[Items from a data source]
════

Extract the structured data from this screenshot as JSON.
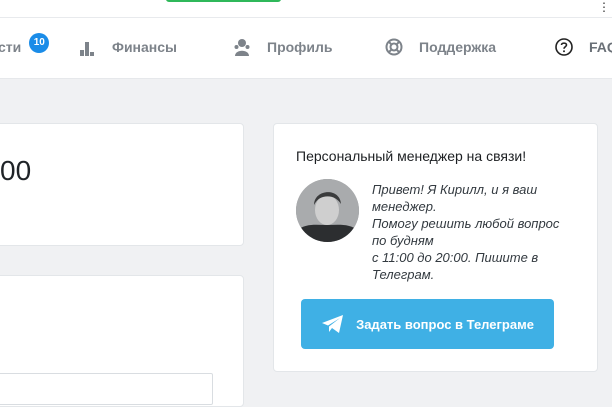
{
  "top_menu_glyph": "⋮",
  "nav": {
    "items": [
      {
        "label": "сти",
        "badge": "10",
        "icon": "none"
      },
      {
        "label": "Финансы",
        "icon": "bar-chart-icon"
      },
      {
        "label": "Профиль",
        "icon": "user-icon"
      },
      {
        "label": "Поддержка",
        "icon": "lifebuoy-icon"
      },
      {
        "label": "FAQ",
        "icon": "question-circle-icon"
      }
    ]
  },
  "balance": {
    "value_fragment": "00"
  },
  "manager": {
    "title": "Персональный менеджер на связи!",
    "text_lines": [
      "Привет! Я Кирилл, и я ваш",
      "менеджер.",
      "Помогу решить любой вопрос",
      "по будням",
      "с 11:00 до 20:00. Пишите в",
      "Телеграм."
    ],
    "button_label": "Задать вопрос в Телеграме",
    "button_icon": "telegram-icon"
  },
  "colors": {
    "accent_blue": "#1a8ce8",
    "telegram_button": "#3fb0e5",
    "nav_text": "#7d838a",
    "top_green": "#2fb85a"
  }
}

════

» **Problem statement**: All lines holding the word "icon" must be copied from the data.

» **Response to the task**:
        "icon": "none"
        "icon": "bar-chart-icon"
        "icon": "user-icon"
        "icon": "lifebuoy-icon"
        "icon": "question-circle-icon"
    "button_icon": "telegram-icon"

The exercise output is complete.